Group Gordon’s Jacob Rodriguez analyzes what the Tony’s got wrong at this year’s show
The latest Broadway season has been, by all accounts, a rousing success. Several new works, like Hadestown and The Prom, debuted to great acclaim. Even Oklahoma!, hardly new, received rave reviews for the revival, which featured a lead actress in a wheelchair. Audience attendance was at a record high, with nearly 15 million seats sold and the total box office hit a record, nearing $2 billion.
Yet, the Tony Awards hit an all-time low rating of .8 in the 18-49 demographic and fell below 6 million viewers for the first time, according to the Nielsen overnight numbers. With record-breaking consumption of Broadway shows, why is the Tony’s viewership dwindling? The answer lies in the nature of the television industry and the setup of the show.
As James Corden noted in his opening number as Tony’s host, recorded entertainment offerings have grown exponentially over the past several years, especially with the proliferation of streaming services like Hulu, Netflix, and Amazon Prime. As streaming threatens to eclipse live television’s popularity, particularly among the key 18-49 demographic, any cable or network television program should expect some audience attrition. Live awards shows in particular have lost large numbers of viewers across the board in recent years.
Greater competition has put pressure on awards shows to adapt to survive. The Oscars has attempted to do so, even if the series of misguided changes to scheduling and awards categories were ultimately scrapped. In the end, audience numbers for the Oscars went up by more than 3 million this year. Whether or not the Oscars made substantive changes remains to be seen, but its attempts at least generated buzz and drew more viewers.
The Tony’s, however, didn’t adapt at all this year. The awards ceremony has long been criticized for its eligibility criteria. To be eligible, shows must be staged in theaters with 500+ seats and Broadway labor contracts, which are the costliest in the industry. As a result, all of the eligible theaters are in Manhattan, and all but one are in the Times Square-area. This is just a small subset of all the theaters in New York, let alone across the country, and it means that only the least accessible—and typically most expensive—shows are considered for awards.

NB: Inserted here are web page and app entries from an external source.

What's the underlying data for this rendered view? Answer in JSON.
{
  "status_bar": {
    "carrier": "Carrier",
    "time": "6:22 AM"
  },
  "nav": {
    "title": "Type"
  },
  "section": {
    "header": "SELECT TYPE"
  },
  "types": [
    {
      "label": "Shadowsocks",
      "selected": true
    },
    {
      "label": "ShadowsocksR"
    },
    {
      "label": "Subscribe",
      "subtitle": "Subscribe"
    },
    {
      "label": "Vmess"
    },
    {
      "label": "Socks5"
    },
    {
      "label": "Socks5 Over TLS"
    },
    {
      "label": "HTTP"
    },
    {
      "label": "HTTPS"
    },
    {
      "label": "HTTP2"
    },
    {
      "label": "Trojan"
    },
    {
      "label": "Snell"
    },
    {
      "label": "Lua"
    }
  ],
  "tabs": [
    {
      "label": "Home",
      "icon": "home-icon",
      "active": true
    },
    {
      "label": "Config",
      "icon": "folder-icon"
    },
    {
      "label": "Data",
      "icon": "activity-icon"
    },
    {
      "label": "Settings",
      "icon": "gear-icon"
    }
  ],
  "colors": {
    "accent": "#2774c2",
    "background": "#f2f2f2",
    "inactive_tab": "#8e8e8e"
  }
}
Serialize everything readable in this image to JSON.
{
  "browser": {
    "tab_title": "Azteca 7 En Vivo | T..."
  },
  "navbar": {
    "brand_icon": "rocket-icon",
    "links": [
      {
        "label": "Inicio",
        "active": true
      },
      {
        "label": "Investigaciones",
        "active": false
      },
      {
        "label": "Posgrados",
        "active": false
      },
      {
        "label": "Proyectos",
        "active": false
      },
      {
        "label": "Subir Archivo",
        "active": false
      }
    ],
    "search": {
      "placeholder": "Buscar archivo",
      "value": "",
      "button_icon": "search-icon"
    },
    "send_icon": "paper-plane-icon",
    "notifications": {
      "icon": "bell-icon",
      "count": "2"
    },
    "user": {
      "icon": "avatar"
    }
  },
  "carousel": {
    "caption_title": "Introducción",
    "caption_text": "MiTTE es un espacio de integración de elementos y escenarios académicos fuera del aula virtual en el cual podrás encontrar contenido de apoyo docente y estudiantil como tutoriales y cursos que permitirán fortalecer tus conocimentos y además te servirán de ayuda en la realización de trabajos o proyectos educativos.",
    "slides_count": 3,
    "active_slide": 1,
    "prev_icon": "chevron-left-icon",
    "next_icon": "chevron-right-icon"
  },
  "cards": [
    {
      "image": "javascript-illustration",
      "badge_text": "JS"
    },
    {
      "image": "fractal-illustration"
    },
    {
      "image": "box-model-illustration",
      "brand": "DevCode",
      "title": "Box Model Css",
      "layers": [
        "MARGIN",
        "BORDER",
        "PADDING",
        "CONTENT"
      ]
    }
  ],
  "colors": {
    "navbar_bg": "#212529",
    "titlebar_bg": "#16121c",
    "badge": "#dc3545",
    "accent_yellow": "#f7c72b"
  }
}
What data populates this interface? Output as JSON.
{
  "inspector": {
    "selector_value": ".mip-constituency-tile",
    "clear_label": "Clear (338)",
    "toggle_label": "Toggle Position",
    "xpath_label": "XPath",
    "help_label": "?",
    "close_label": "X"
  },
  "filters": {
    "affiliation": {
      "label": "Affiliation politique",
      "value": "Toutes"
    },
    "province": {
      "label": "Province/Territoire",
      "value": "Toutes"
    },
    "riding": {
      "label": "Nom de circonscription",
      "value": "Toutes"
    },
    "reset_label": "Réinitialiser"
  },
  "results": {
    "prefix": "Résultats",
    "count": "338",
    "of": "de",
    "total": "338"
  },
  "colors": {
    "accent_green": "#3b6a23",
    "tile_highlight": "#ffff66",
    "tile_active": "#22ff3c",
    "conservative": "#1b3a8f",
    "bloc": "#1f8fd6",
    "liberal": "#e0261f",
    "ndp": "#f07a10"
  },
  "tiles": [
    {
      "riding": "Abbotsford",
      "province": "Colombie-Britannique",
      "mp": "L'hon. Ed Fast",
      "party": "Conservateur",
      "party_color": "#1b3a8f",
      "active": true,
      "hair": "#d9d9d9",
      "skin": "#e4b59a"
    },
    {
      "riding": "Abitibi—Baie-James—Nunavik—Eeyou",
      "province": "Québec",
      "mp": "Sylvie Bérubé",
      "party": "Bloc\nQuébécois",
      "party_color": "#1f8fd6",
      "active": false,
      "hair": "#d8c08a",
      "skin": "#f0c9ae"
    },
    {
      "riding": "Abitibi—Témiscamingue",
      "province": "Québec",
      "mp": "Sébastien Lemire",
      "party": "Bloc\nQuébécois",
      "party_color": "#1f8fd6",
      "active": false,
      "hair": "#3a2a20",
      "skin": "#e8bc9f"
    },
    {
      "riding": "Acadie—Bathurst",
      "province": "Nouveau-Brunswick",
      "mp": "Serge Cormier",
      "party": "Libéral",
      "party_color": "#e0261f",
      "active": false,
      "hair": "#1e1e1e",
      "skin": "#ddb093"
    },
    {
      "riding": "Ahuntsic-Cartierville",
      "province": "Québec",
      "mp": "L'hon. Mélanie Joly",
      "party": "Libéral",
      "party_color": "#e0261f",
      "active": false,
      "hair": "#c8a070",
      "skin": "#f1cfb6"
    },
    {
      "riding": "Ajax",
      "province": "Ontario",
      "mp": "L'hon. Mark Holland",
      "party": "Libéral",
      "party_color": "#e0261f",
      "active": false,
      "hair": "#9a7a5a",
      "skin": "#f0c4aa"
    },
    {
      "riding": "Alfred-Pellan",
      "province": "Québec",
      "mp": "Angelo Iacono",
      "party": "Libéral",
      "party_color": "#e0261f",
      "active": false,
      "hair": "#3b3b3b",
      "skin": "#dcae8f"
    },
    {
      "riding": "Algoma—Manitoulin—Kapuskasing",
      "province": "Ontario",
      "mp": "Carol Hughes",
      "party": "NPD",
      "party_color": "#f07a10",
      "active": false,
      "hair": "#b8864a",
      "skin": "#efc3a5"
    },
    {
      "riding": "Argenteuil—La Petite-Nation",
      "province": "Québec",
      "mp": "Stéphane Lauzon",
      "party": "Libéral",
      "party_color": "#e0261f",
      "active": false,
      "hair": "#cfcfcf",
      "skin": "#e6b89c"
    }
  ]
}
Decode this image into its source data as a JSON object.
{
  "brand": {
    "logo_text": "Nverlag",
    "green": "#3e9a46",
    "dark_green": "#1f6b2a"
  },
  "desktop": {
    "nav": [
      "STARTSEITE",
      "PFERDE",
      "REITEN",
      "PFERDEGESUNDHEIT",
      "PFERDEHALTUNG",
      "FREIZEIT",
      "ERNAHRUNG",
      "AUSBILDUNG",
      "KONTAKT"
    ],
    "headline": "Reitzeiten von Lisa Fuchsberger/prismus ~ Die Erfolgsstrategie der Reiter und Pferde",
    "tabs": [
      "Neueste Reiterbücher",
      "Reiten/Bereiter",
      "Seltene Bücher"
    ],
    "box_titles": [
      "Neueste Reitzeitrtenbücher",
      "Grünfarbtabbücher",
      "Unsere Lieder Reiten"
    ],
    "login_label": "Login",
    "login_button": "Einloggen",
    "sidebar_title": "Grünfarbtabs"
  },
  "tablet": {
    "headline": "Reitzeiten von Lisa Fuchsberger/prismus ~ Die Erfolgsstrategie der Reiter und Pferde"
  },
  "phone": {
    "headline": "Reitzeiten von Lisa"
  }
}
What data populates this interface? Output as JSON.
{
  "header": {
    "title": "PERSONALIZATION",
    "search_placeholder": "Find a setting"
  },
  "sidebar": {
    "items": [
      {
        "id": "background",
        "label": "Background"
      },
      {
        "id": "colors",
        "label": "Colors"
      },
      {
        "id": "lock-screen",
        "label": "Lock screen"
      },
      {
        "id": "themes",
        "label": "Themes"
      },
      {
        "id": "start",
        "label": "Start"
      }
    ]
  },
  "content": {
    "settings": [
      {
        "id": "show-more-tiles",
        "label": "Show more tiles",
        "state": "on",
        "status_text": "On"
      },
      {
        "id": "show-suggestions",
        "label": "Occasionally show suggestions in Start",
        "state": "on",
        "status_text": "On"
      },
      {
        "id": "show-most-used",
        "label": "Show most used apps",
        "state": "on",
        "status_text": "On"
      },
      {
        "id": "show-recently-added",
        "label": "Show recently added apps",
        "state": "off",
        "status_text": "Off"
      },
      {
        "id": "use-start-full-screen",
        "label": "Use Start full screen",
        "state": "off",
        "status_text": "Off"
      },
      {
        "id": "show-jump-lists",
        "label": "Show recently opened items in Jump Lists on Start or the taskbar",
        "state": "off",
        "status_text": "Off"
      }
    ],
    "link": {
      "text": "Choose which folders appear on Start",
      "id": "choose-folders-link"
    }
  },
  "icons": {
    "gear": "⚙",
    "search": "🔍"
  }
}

Beyond the institutional issues, the show just wasn’t that interesting this year. The New York Times criticized the show as “safe,” “unsurprising,” and “bland.” Variety said the show “seemed resolved to talk about not much of anything at all.” Most of the acceptance speeches were far from rousing. Rachel Chavkin, the sole female musical director in the entire Broadway season, was one of the few to use her speech to make a political statement. Otherwise, issues like Broadway’s persistent lack of diversity remained behind the scenes. One of the only attempts to shake things up was giving playwrights stage time, but their speeches did little to spark new interest in their works or comment on the state of the industry. The lack of innovation and unwillingness to push the envelope meant the show, which ran over three hours, understandably couldn’t hold viewers’ attention.
As competition for the attention of audiences grows fiercer, staunch traditionalists like the Tony’s must adapt to changing viewer preferences if they are to prosper. Otherwise, they risk further alienating an already dwindling and otherwise-entertained audience.